Three years ago, towering statues of Roman gods and European saints brought bustle and prosperity to China’s sculpture capital of Quyang.
Today, however, this village of 20,000 in northern China is suffering from the slumping global market.
Shattered angels and abandoned machinery litter workshop yards. Many businesses have shut down or scaled back, forcing artisans to leave town and seek work elsewhere.
Although China has other centers of sculpture production, none can match the village for its history and scale.
Quyang has been a center for sculpting in China since the Han dynasty in the second century BC. In the three decades following China’s economic opening in the late 1970s, it built up a thriving export industry by catering to the tastes of western customers.
In 2008, exports accounted for over 90 percent of sales. But then came the global financial crisis. And with the economies of the US and Europe now struggling again, orders from abroad have slowed to a trickle.

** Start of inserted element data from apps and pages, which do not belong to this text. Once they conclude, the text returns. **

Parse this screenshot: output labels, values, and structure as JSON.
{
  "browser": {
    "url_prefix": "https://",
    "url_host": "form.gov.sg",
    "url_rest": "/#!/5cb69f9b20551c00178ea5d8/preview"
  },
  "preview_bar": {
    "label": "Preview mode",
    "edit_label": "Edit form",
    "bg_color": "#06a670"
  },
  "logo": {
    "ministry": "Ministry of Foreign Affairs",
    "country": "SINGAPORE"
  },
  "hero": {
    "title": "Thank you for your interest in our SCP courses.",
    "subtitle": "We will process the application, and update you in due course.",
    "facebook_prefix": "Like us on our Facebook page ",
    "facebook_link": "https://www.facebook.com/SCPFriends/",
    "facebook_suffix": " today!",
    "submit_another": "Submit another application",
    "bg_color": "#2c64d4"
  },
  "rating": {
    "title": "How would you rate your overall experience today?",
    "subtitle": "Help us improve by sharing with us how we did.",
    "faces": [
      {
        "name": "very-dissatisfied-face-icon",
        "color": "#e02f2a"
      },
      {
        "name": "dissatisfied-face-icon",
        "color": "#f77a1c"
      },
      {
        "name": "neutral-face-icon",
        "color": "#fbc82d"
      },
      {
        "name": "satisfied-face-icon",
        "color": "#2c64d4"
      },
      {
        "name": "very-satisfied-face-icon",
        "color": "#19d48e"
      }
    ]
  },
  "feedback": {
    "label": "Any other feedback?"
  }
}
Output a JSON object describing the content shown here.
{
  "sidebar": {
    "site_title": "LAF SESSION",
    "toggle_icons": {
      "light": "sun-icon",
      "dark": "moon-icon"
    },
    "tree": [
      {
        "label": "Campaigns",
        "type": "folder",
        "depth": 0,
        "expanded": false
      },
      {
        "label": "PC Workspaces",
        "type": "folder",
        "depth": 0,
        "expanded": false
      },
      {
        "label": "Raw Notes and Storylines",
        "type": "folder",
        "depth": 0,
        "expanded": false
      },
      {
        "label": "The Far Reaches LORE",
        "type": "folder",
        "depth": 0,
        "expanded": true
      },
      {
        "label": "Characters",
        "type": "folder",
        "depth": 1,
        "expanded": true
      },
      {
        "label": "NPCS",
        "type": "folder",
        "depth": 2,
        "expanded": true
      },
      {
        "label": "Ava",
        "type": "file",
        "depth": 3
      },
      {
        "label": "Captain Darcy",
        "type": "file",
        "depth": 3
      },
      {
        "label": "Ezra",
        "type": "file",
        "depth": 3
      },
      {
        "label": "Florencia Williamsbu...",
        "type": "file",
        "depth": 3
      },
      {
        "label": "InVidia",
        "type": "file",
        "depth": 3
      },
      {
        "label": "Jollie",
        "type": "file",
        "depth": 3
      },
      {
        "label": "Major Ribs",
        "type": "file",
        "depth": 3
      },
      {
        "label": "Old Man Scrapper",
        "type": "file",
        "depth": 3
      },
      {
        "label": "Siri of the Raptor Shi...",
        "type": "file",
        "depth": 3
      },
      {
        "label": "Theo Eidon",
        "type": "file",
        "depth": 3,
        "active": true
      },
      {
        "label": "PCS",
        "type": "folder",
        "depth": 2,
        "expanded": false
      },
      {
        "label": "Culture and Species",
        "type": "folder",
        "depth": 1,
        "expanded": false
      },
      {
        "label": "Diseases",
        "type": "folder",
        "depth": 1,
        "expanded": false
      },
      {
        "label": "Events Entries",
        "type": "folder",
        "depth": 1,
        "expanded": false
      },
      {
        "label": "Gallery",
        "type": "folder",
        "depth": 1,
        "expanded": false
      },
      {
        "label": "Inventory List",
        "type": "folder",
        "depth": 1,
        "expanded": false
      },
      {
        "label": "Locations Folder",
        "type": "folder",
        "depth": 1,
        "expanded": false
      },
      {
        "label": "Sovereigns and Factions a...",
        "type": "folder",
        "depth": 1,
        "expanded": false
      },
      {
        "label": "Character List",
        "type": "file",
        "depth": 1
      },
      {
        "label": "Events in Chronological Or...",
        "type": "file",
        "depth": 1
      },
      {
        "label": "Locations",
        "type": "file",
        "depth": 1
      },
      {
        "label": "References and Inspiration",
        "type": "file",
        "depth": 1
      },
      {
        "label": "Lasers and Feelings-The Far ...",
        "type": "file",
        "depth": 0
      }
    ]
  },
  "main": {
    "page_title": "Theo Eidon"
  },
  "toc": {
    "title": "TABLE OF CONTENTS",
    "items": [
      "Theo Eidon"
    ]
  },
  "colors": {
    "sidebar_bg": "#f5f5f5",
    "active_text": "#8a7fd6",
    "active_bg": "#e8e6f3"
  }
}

A massive mural commissioned by a coal-mining company in northeastern China points to where business is coming from today.